So how does one report go from a 30-minute keynote to one of seven research priorities in the launch of Forrester Decisions and get a dedicated track at our flagship event? The answer is our clients. And for our clients, product security questions fall into two categories: concerns and opportunities.

Concerns: Traditionally, most CISOs spend their time securing stuff the company bought, not what it sells (hence our report and session title), but software supply chain attacks, the convergence of hardware and software, digital transformation, and Industry 4.0 create issues where poor product security practices can slow deals down via more rigorous third-party risk screening and procurement practices or — worse yet — cost your firm business.
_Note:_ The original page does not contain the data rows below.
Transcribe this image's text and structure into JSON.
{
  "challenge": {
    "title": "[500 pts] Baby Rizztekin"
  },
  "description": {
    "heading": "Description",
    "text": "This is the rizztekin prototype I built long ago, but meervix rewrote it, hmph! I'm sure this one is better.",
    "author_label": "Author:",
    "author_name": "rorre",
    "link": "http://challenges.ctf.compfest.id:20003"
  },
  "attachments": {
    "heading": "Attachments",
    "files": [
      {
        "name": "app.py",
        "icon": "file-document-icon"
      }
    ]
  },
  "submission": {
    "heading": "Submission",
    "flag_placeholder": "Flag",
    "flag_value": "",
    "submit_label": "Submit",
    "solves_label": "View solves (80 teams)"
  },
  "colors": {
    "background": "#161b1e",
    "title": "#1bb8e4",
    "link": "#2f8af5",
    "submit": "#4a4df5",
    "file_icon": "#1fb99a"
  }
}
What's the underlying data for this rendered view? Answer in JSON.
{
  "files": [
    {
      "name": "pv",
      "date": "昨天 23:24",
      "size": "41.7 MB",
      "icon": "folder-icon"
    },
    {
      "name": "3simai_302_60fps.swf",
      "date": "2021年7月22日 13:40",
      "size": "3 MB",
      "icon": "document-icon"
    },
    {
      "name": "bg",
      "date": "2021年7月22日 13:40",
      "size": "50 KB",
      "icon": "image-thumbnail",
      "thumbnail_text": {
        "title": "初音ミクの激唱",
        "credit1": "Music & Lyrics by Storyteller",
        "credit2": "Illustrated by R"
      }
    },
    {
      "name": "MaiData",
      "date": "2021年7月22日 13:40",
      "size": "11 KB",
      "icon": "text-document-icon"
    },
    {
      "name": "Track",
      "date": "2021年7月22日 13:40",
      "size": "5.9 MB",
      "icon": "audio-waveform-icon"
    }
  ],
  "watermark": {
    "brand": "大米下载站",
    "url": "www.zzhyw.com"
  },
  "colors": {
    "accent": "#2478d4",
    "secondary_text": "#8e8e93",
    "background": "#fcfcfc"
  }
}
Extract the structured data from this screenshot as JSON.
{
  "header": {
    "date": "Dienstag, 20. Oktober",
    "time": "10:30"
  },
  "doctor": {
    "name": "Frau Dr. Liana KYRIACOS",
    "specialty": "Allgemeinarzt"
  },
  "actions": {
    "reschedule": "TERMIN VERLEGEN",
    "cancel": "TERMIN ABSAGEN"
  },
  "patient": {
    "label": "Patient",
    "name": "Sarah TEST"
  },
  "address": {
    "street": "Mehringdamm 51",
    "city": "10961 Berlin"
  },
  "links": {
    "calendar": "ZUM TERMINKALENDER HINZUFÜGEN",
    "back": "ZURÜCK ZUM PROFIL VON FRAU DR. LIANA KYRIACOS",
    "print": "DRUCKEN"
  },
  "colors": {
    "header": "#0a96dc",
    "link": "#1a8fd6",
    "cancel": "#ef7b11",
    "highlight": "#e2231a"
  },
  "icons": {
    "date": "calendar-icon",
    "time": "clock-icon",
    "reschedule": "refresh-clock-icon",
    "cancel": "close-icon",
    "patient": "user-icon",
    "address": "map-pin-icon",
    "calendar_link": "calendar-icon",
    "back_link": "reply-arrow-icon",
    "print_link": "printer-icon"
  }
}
Opportunities: Put simply, product security is the easiest way for a CISO to contribute meaningfully to the revenue-generating activities of their company. For CISOs who feel disconnected from the broader business objectives of their firm, turning to product security makes them a contributor to growth and revenue. The CISO can become a customer-facing evangelist for their organization’s security efforts; they can assist pursuit teams by helping win deals and accelerate the procurement and deployment process with mature product security practices.

To help CISOs fully embrace product security, we’ve built a body of research that aligns with the Product Marketing And Management Model available via Forrester Decisions.

Security leaders don’t need to rely on obstruction, process gates, and approval cycles to bolt on security. Using what we’ve created will help security programs plug right into how product teams work today.

We know security matters now, and our keynotes will cover how trust will move markets, how the future of the SOC and privacy will change, how Zoom recovered from its own product security flaws, lessons learned by SolarWinds post-breach, and how black swan events aren’t so rare after all.

To understand more about how these work together, please join my session, Secure What You Sell: Becoming A Top-Line CISO, at 1:35 p.m. EST on Tuesday, November 9, then check out the other sessions in this track.